*Exercise requirements:* Print out each entry below exactly, please.

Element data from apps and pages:
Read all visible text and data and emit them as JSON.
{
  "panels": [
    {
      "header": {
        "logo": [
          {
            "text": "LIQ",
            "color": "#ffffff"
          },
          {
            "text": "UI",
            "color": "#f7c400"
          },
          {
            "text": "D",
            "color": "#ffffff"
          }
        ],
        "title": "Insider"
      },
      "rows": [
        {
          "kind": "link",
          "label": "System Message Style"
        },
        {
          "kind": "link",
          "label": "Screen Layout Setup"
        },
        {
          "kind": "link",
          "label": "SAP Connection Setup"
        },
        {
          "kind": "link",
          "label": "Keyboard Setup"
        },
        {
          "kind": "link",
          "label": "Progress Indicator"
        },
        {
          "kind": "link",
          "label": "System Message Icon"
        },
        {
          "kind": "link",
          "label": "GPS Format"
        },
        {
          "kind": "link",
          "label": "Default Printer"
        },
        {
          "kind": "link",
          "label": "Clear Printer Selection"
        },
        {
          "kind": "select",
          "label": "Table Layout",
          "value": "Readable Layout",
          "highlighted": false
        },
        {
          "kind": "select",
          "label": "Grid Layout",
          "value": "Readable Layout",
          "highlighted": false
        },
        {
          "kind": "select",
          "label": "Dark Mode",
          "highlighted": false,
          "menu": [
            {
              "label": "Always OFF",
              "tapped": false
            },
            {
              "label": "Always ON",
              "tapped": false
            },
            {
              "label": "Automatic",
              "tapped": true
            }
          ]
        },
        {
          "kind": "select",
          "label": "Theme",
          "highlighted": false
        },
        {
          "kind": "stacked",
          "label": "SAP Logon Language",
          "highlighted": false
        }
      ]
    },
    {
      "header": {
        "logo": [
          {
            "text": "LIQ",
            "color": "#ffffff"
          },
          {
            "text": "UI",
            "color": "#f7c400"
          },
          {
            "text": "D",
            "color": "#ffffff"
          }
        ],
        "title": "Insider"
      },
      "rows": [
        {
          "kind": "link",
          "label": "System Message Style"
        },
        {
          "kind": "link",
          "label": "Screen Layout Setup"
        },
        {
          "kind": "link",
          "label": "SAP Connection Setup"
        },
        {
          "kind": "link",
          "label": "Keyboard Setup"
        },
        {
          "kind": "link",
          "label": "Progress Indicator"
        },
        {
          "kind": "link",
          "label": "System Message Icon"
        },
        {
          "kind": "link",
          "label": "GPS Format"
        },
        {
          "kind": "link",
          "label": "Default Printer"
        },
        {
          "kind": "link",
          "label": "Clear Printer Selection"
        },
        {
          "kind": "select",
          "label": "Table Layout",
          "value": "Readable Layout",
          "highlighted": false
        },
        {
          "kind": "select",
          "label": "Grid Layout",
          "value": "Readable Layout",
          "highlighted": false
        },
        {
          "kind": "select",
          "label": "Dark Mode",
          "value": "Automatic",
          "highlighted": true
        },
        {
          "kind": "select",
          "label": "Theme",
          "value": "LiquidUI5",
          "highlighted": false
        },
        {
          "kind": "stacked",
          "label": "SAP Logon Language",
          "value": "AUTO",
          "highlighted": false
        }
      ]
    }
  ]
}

*Response:*
Read all visible text and data and emit them as JSON.
{
  "panels": [
    {
      "header": {
        "logo": [
          {
            "text": "LIQ",
            "color": "#ffffff"
          },
          {
            "text": "UI",
            "color": "#f7c400"
          },
          {
            "text": "D",
            "color": "#ffffff"
          }
        ],
        "title": "Insider"
      },
      "rows": [
        {
          "kind": "link",
          "label": "System Message Style"
        },
        {
          "kind": "link",
          "label": "Screen Layout Setup"
        },
        {
          "kind": "link",
          "label": "SAP Connection Setup"
        },
        {
          "kind": "link",
          "label": "Keyboard Setup"
        },
        {
          "kind": "link",
          "label": "Progress Indicator"
        },
        {
          "kind": "link",
          "label": "System Message Icon"
        },
        {
          "kind": "link",
          "label": "GPS Format"
        },
        {
          "kind": "link",
          "label": "Default Printer"
        },
        {
          "kind": "link",
          "label": "Clear Printer Selection"
        },
        {
          "kind": "select",
          "label": "Table Layout",
          "value": "Readable Layout",
          "highlighted": false
        },
        {
          "kind": "select",
          "label": "Grid Layout",
          "value": "Readable Layout",
          "highlighted": false
        },
        {
          "kind": "select",
          "label": "Dark Mode",
          "highlighted": false,
          "menu": [
            {
              "label": "Always OFF",
              "tapped": false
            },
            {
              "label": "Always ON",
              "tapped": false
            },
            {
              "label": "Automatic",
              "tapped": true
            }
          ]
        },
        {
          "kind": "select",
          "label": "Theme",
          "highlighted": false
        },
        {
          "kind": "stacked",
          "label": "SAP Logon Language",
          "highlighted": false
        }
      ]
    },
    {
      "header": {
        "logo": [
          {
            "text": "LIQ",
            "color": "#ffffff"
          },
          {
            "text": "UI",
            "color": "#f7c400"
          },
          {
            "text": "D",
            "color": "#ffffff"
          }
        ],
        "title": "Insider"
      },
      "rows": [
        {
          "kind": "link",
          "label": "System Message Style"
        },
        {
          "kind": "link",
          "label": "Screen Layout Setup"
        },
        {
          "kind": "link",
          "label": "SAP Connection Setup"
        },
        {
          "kind": "link",
          "label": "Keyboard Setup"
        },
        {
          "kind": "link",
          "label": "Progress Indicator"
        },
        {
          "kind": "link",
          "label": "System Message Icon"
        },
        {
          "kind": "link",
          "label": "GPS Format"
        },
        {
          "kind": "link",
          "label": "Default Printer"
        },
        {
          "kind": "link",
          "label": "Clear Printer Selection"
        },
        {
          "kind": "select",
          "label": "Table Layout",
          "value": "Readable Layout",
          "highlighted": false
        },
        {
          "kind": "select",
          "label": "Grid Layout",
          "value": "Readable Layout",
          "highlighted": false
        },
        {
          "kind": "select",
          "label": "Dark Mode",
          "value": "Automatic",
          "highlighted": true
        },
        {
          "kind": "select",
          "label": "Theme",
          "value": "LiquidUI5",
          "highlighted": false
        },
        {
          "kind": "stacked",
          "label": "SAP Logon Language",
          "value": "AUTO",
          "highlighted": false
        }
      ]
    }
  ]
}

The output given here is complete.